Exercise inputs.
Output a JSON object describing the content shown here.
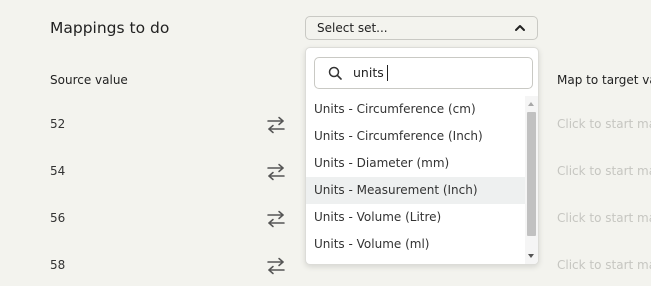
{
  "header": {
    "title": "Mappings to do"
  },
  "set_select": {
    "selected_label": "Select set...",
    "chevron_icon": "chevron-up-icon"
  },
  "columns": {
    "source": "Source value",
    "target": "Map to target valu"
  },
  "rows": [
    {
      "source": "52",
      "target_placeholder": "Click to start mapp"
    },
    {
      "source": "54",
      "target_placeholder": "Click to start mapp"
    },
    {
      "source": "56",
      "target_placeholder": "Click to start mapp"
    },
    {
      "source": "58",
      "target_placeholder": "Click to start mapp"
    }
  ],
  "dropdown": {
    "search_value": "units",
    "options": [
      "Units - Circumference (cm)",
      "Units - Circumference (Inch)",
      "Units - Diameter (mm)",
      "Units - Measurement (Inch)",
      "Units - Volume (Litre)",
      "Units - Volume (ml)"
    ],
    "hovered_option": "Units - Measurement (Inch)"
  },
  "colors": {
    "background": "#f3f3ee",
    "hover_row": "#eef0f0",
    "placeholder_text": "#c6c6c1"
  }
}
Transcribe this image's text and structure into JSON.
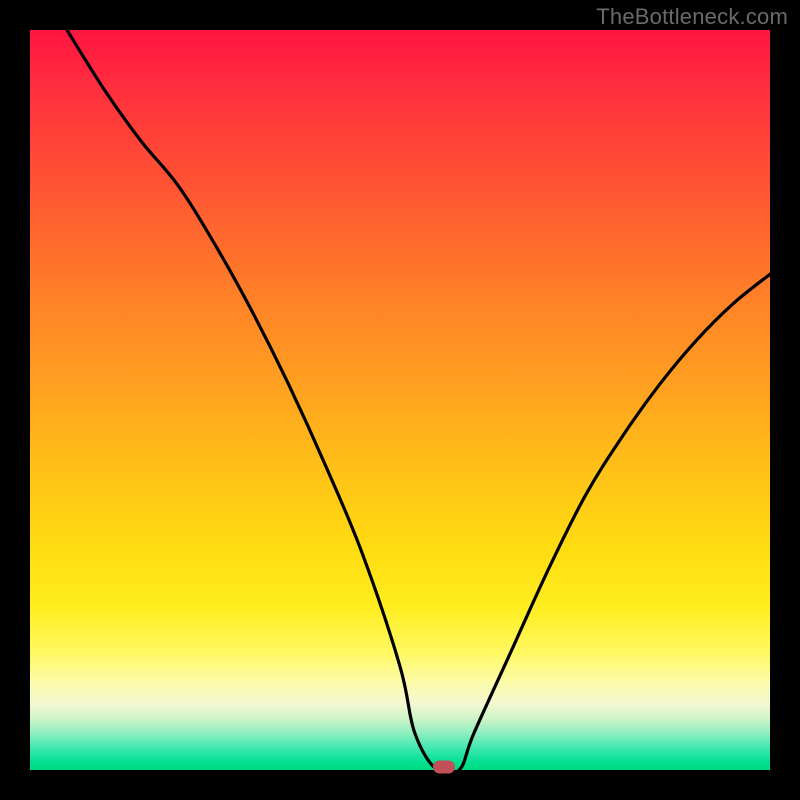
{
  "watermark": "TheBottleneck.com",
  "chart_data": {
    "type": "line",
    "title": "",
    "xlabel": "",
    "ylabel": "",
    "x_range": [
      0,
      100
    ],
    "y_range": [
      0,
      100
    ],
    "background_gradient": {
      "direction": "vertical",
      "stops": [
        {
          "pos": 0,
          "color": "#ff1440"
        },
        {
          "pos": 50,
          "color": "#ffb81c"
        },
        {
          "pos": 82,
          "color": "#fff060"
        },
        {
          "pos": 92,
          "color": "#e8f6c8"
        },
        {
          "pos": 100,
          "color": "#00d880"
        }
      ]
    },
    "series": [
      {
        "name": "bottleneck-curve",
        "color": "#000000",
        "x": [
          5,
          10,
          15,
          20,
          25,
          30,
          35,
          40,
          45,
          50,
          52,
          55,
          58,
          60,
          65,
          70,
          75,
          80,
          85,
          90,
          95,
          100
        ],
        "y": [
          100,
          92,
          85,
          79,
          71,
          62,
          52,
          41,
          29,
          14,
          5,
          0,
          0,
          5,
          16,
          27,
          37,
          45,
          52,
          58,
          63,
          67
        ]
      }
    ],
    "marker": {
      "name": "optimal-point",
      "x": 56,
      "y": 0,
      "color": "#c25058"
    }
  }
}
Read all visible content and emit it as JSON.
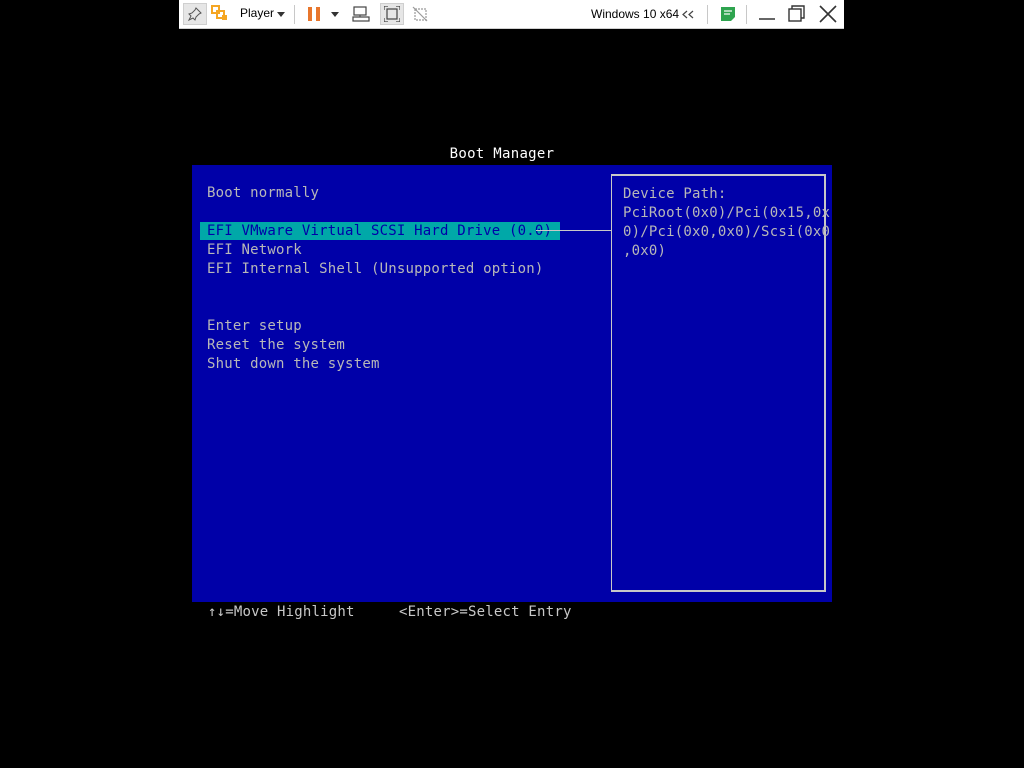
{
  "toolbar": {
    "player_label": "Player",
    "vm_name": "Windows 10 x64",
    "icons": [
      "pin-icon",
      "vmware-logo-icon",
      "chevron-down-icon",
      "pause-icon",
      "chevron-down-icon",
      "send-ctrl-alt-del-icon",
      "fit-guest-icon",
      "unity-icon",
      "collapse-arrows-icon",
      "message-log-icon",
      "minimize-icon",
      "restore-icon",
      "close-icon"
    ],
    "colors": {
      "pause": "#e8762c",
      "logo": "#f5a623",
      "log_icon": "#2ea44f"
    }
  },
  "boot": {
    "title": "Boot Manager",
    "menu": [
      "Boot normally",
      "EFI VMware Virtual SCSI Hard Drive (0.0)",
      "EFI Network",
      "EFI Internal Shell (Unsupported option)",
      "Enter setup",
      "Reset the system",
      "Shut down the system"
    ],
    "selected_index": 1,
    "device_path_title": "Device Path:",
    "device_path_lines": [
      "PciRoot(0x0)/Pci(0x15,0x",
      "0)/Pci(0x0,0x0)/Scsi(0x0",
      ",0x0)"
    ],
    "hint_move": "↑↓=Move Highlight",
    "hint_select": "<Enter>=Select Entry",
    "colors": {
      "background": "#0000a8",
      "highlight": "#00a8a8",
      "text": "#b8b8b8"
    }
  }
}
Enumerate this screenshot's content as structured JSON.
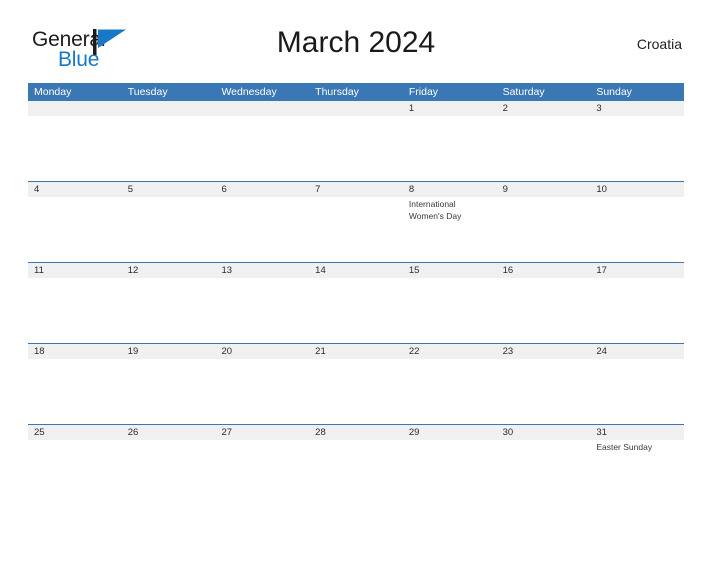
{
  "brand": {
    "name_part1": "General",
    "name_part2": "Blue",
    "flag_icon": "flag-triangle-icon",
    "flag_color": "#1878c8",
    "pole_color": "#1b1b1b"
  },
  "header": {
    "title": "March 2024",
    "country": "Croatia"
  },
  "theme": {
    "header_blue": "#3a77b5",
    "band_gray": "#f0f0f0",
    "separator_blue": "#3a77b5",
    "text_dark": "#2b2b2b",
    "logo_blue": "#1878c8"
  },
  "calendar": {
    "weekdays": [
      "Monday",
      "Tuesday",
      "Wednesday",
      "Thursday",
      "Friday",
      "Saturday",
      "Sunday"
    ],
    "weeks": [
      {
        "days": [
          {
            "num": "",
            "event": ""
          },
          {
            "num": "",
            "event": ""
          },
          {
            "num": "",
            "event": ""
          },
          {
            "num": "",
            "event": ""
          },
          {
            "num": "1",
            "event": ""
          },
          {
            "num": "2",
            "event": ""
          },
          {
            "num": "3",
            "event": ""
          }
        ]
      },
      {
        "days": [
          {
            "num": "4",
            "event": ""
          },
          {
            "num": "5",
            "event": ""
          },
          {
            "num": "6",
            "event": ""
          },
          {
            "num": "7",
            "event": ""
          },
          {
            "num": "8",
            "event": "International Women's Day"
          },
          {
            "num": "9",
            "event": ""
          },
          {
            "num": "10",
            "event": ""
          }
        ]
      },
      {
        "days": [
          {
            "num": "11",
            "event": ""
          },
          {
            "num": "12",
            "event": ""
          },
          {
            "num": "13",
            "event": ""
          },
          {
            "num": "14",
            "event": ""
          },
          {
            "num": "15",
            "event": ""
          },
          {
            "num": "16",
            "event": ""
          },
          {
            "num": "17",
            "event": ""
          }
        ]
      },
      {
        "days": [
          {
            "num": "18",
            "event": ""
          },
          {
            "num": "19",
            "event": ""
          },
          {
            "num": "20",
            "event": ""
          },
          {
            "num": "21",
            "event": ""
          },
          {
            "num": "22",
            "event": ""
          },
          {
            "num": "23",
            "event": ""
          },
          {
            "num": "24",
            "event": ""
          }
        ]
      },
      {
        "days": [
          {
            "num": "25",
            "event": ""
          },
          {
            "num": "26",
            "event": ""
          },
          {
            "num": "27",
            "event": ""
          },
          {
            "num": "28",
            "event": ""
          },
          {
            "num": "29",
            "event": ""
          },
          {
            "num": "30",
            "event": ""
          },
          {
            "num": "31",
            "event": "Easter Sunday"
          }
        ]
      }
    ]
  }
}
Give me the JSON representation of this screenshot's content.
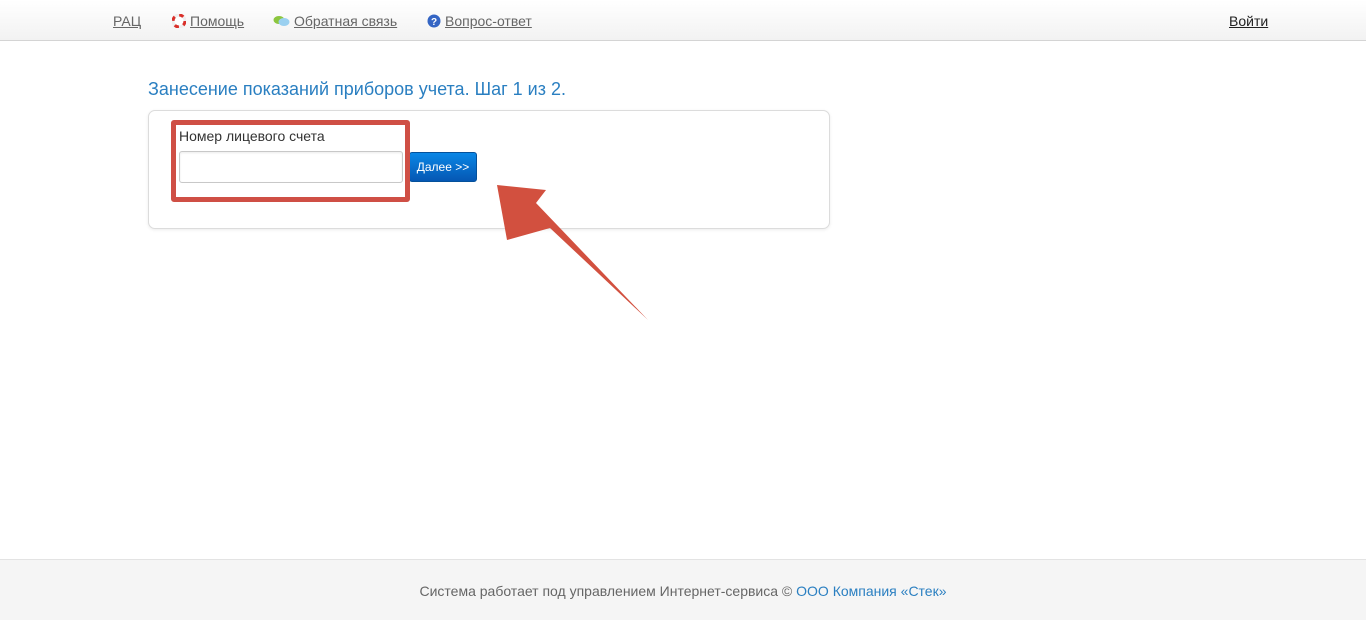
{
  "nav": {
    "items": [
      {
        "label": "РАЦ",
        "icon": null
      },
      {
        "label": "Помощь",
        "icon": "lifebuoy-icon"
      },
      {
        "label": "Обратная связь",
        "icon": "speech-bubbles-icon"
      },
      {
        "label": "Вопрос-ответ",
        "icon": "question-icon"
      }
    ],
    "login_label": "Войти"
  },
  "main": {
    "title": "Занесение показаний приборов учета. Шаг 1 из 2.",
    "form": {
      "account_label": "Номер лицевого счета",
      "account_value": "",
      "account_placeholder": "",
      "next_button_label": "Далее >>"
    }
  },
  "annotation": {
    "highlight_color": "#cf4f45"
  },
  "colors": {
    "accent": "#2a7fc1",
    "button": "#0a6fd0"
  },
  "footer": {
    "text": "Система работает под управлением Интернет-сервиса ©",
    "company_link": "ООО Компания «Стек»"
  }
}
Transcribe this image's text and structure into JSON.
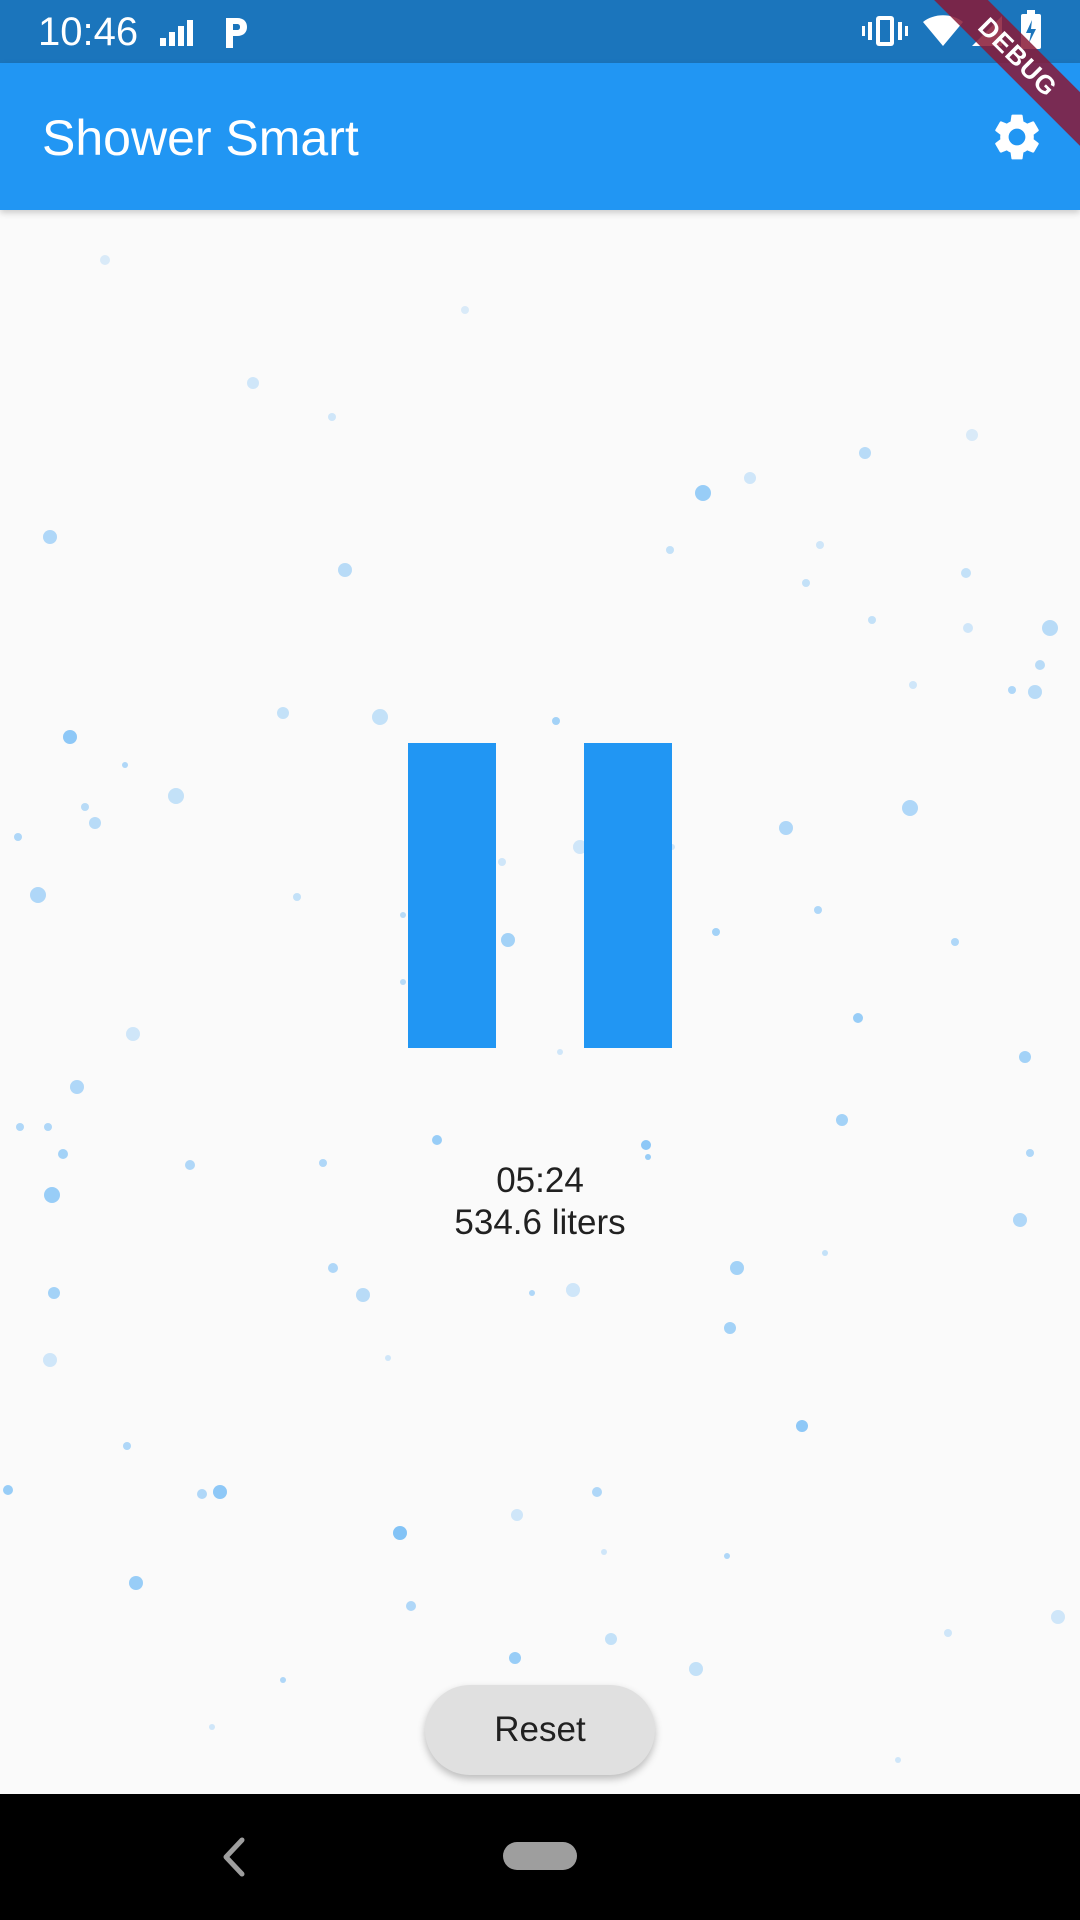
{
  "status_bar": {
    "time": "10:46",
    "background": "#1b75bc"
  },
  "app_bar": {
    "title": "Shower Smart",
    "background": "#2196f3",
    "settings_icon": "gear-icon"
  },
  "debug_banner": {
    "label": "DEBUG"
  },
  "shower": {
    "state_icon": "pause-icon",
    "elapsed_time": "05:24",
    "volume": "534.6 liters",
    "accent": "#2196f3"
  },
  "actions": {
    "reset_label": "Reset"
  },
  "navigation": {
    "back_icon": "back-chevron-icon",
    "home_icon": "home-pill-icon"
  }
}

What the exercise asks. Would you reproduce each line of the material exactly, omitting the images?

Expected answer.
Output a JSON object describing the content shown here.
{
  "header": {
    "title": "Mappings to do"
  },
  "set_select": {
    "selected_label": "Select set...",
    "chevron_icon": "chevron-up-icon"
  },
  "columns": {
    "source": "Source value",
    "target": "Map to target valu"
  },
  "rows": [
    {
      "source": "52",
      "target_placeholder": "Click to start mapp"
    },
    {
      "source": "54",
      "target_placeholder": "Click to start mapp"
    },
    {
      "source": "56",
      "target_placeholder": "Click to start mapp"
    },
    {
      "source": "58",
      "target_placeholder": "Click to start mapp"
    }
  ],
  "dropdown": {
    "search_value": "units",
    "options": [
      "Units - Circumference (cm)",
      "Units - Circumference (Inch)",
      "Units - Diameter (mm)",
      "Units - Measurement (Inch)",
      "Units - Volume (Litre)",
      "Units - Volume (ml)"
    ],
    "hovered_option": "Units - Measurement (Inch)"
  },
  "colors": {
    "background": "#f3f3ee",
    "hover_row": "#eef0f0",
    "placeholder_text": "#c6c6c1"
  }
}
Transcribe this image's text and structure into JSON.
{
  "watermark": "TheBottleneck.com",
  "chart_data": {
    "type": "line",
    "title": "",
    "xlabel": "",
    "ylabel": "",
    "x_range": [
      0,
      100
    ],
    "y_range": [
      0,
      100
    ],
    "background_gradient": {
      "direction": "vertical",
      "stops": [
        {
          "pos": 0,
          "color": "#ff1440"
        },
        {
          "pos": 50,
          "color": "#ffb81c"
        },
        {
          "pos": 82,
          "color": "#fff060"
        },
        {
          "pos": 92,
          "color": "#e8f6c8"
        },
        {
          "pos": 100,
          "color": "#00d880"
        }
      ]
    },
    "series": [
      {
        "name": "bottleneck-curve",
        "color": "#000000",
        "x": [
          5,
          10,
          15,
          20,
          25,
          30,
          35,
          40,
          45,
          50,
          52,
          55,
          58,
          60,
          65,
          70,
          75,
          80,
          85,
          90,
          95,
          100
        ],
        "y": [
          100,
          92,
          85,
          79,
          71,
          62,
          52,
          41,
          29,
          14,
          5,
          0,
          0,
          5,
          16,
          27,
          37,
          45,
          52,
          58,
          63,
          67
        ]
      }
    ],
    "marker": {
      "name": "optimal-point",
      "x": 56,
      "y": 0,
      "color": "#c25058"
    }
  }
}
Read all visible content and emit it as JSON.
{
  "toolbar": {
    "player_label": "Player",
    "vm_name": "Windows 10 x64",
    "icons": [
      "pin-icon",
      "vmware-logo-icon",
      "chevron-down-icon",
      "pause-icon",
      "chevron-down-icon",
      "send-ctrl-alt-del-icon",
      "fit-guest-icon",
      "unity-icon",
      "collapse-arrows-icon",
      "message-log-icon",
      "minimize-icon",
      "restore-icon",
      "close-icon"
    ],
    "colors": {
      "pause": "#e8762c",
      "logo": "#f5a623",
      "log_icon": "#2ea44f"
    }
  },
  "boot": {
    "title": "Boot Manager",
    "menu": [
      "Boot normally",
      "EFI VMware Virtual SCSI Hard Drive (0.0)",
      "EFI Network",
      "EFI Internal Shell (Unsupported option)",
      "Enter setup",
      "Reset the system",
      "Shut down the system"
    ],
    "selected_index": 1,
    "device_path_title": "Device Path:",
    "device_path_lines": [
      "PciRoot(0x0)/Pci(0x15,0x",
      "0)/Pci(0x0,0x0)/Scsi(0x0",
      ",0x0)"
    ],
    "hint_move": "↑↓=Move Highlight",
    "hint_select": "<Enter>=Select Entry",
    "colors": {
      "background": "#0000a8",
      "highlight": "#00a8a8",
      "text": "#b8b8b8"
    }
  }
}
Enumerate this screenshot's content as structured JSON.
{
  "brand": {
    "name_part1": "General",
    "name_part2": "Blue",
    "flag_icon": "flag-triangle-icon",
    "flag_color": "#1878c8",
    "pole_color": "#1b1b1b"
  },
  "header": {
    "title": "March 2024",
    "country": "Croatia"
  },
  "theme": {
    "header_blue": "#3a77b5",
    "band_gray": "#f0f0f0",
    "separator_blue": "#3a77b5",
    "text_dark": "#2b2b2b",
    "logo_blue": "#1878c8"
  },
  "calendar": {
    "weekdays": [
      "Monday",
      "Tuesday",
      "Wednesday",
      "Thursday",
      "Friday",
      "Saturday",
      "Sunday"
    ],
    "weeks": [
      {
        "days": [
          {
            "num": "",
            "event": ""
          },
          {
            "num": "",
            "event": ""
          },
          {
            "num": "",
            "event": ""
          },
          {
            "num": "",
            "event": ""
          },
          {
            "num": "1",
            "event": ""
          },
          {
            "num": "2",
            "event": ""
          },
          {
            "num": "3",
            "event": ""
          }
        ]
      },
      {
        "days": [
          {
            "num": "4",
            "event": ""
          },
          {
            "num": "5",
            "event": ""
          },
          {
            "num": "6",
            "event": ""
          },
          {
            "num": "7",
            "event": ""
          },
          {
            "num": "8",
            "event": "International Women's Day"
          },
          {
            "num": "9",
            "event": ""
          },
          {
            "num": "10",
            "event": ""
          }
        ]
      },
      {
        "days": [
          {
            "num": "11",
            "event": ""
          },
          {
            "num": "12",
            "event": ""
          },
          {
            "num": "13",
            "event": ""
          },
          {
            "num": "14",
            "event": ""
          },
          {
            "num": "15",
            "event": ""
          },
          {
            "num": "16",
            "event": ""
          },
          {
            "num": "17",
            "event": ""
          }
        ]
      },
      {
        "days": [
          {
            "num": "18",
            "event": ""
          },
          {
            "num": "19",
            "event": ""
          },
          {
            "num": "20",
            "event": ""
          },
          {
            "num": "21",
            "event": ""
          },
          {
            "num": "22",
            "event": ""
          },
          {
            "num": "23",
            "event": ""
          },
          {
            "num": "24",
            "event": ""
          }
        ]
      },
      {
        "days": [
          {
            "num": "25",
            "event": ""
          },
          {
            "num": "26",
            "event": ""
          },
          {
            "num": "27",
            "event": ""
          },
          {
            "num": "28",
            "event": ""
          },
          {
            "num": "29",
            "event": ""
          },
          {
            "num": "30",
            "event": ""
          },
          {
            "num": "31",
            "event": "Easter Sunday"
          }
        ]
      }
    ]
  }
}
Give me the JSON representation of this screenshot's content.
{
  "nav": {
    "items": [
      {
        "label": "РАЦ",
        "icon": null
      },
      {
        "label": "Помощь",
        "icon": "lifebuoy-icon"
      },
      {
        "label": "Обратная связь",
        "icon": "speech-bubbles-icon"
      },
      {
        "label": "Вопрос-ответ",
        "icon": "question-icon"
      }
    ],
    "login_label": "Войти"
  },
  "main": {
    "title": "Занесение показаний приборов учета. Шаг 1 из 2.",
    "form": {
      "account_label": "Номер лицевого счета",
      "account_value": "",
      "account_placeholder": "",
      "next_button_label": "Далее >>"
    }
  },
  "annotation": {
    "highlight_color": "#cf4f45"
  },
  "colors": {
    "accent": "#2a7fc1",
    "button": "#0a6fd0"
  },
  "footer": {
    "text": "Система работает под управлением Интернет-сервиса ©",
    "company_link": "ООО Компания «Стек»"
  }
}
Transcribe this image's text and structure into JSON.
{
  "status_bar": {
    "time": "10:46",
    "background": "#1b75bc"
  },
  "app_bar": {
    "title": "Shower Smart",
    "background": "#2196f3",
    "settings_icon": "gear-icon"
  },
  "debug_banner": {
    "label": "DEBUG"
  },
  "shower": {
    "state_icon": "pause-icon",
    "elapsed_time": "05:24",
    "volume": "534.6 liters",
    "accent": "#2196f3"
  },
  "actions": {
    "reset_label": "Reset"
  },
  "navigation": {
    "back_icon": "back-chevron-icon",
    "home_icon": "home-pill-icon"
  }
}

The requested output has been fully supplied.